These actions should be things you can start doing immediately, and that you can feasibly stick to. I'm not saying they shouldn't be difficult, but if you're out of shape, committing to working out for an hour five days a week right away is a recipe for failure, or even injury. If your favorite hobby is baking, cutting out sugar entirely probably isn't an option you'll stick to for long.

Remember, you can always adjust your goals to make them more challenging as you get used to them.

Step 4: Check in and adjust as you go.

Set a date each month in your calendar to evaluate how things are going. Are you making progress? Have you faltered or given up on certain action steps or objectives? That's okay!

It's not ideal, but now is the time to think about whether you need to adjust your goals to make them more doable, pivot, or suck it up and renew your commitment.

Setting an actual date in ink will help you keep yourself accountable instead of just giving up until next year. 

Step 5: Evaluate how well you met your goal, and move forward!

Listen, I want you to go at your goal with everything you've got.

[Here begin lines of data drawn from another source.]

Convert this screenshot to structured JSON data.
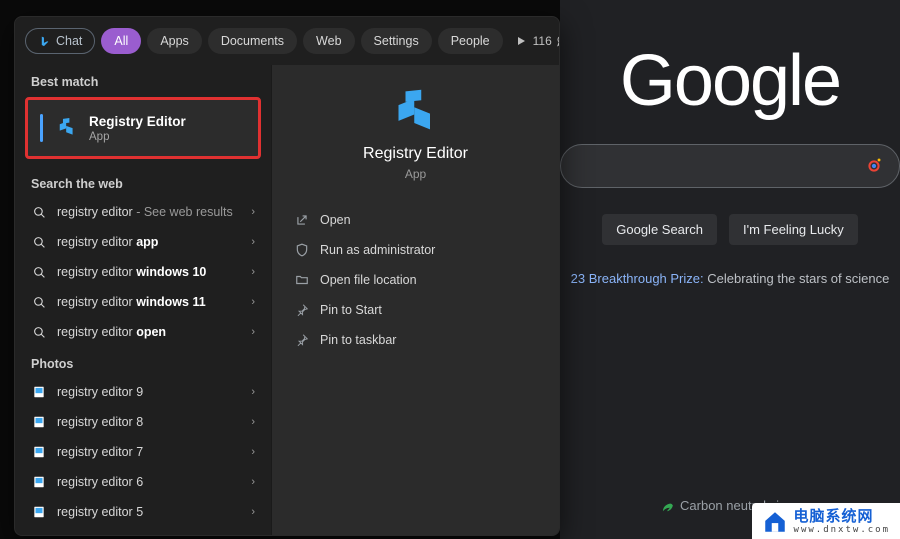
{
  "google": {
    "logo": "Google",
    "searchBtn": "Google Search",
    "luckyBtn": "I'm Feeling Lucky",
    "storyPrefix": "23 Breakthrough Prize:",
    "storyRest": " Celebrating the stars of science",
    "footer": "Carbon neutral since"
  },
  "tabs": {
    "chat": "Chat",
    "all": "All",
    "apps": "Apps",
    "documents": "Documents",
    "web": "Web",
    "settings": "Settings",
    "people": "People",
    "rewards": "116"
  },
  "sections": {
    "bestMatch": "Best match",
    "searchWeb": "Search the web",
    "photos": "Photos"
  },
  "bestMatch": {
    "title": "Registry Editor",
    "subtitle": "App"
  },
  "webResults": [
    {
      "q": "registry editor",
      "extra": " - See web results",
      "bold": ""
    },
    {
      "q": "registry editor ",
      "extra": "",
      "bold": "app"
    },
    {
      "q": "registry editor ",
      "extra": "",
      "bold": "windows 10"
    },
    {
      "q": "registry editor ",
      "extra": "",
      "bold": "windows 11"
    },
    {
      "q": "registry editor ",
      "extra": "",
      "bold": "open"
    }
  ],
  "photos": [
    "registry editor 9",
    "registry editor 8",
    "registry editor 7",
    "registry editor 6",
    "registry editor 5"
  ],
  "preview": {
    "title": "Registry Editor",
    "subtitle": "App",
    "actions": {
      "open": "Open",
      "runAdmin": "Run as administrator",
      "openLoc": "Open file location",
      "pinStart": "Pin to Start",
      "pinTaskbar": "Pin to taskbar"
    }
  },
  "watermark": {
    "cn": "电脑系统网",
    "url": "www.dnxtw.com"
  }
}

The thing is, nobody is perfect. We all have our struggles. Don't let all your self-worth or happiness be conditional on whether or not you met your goal.

Be happy with any progress you made! Celebrate your successes and think of ways to keep the train rolling ahead! Make a plan so you don't fall back into your old habits.

If you didn't meet your goals, let it go and move on. You tried, and at least you have a starting point. You know your weaknesses and what you need to work on. You know what obstacles you'll face and

You can take this plan or leave it, but I really encourage you to think about where you want to . There are so many ways to make a change, and I don't presume to have the best one. I just know structure, mindfulness and planning are what work for me.

Just remember, you don’t have to do it all at once. You don’t have to do it alone. You don't have to quit because you had a bad couple of weeks.

Over the next few posts I'll be sharing some of my goals, tips for making big changes in the kitchen, and more!

I would LOVE to hear about changes you're making in your life.

In the comments tell me:

  • ONE big change you want to make this year, and how you're going to make it.
    • Can I help? Are you struggling with cooking, food, or wellness-related goals
  • Will you use this plan? Do you have a different method?

Let me know :)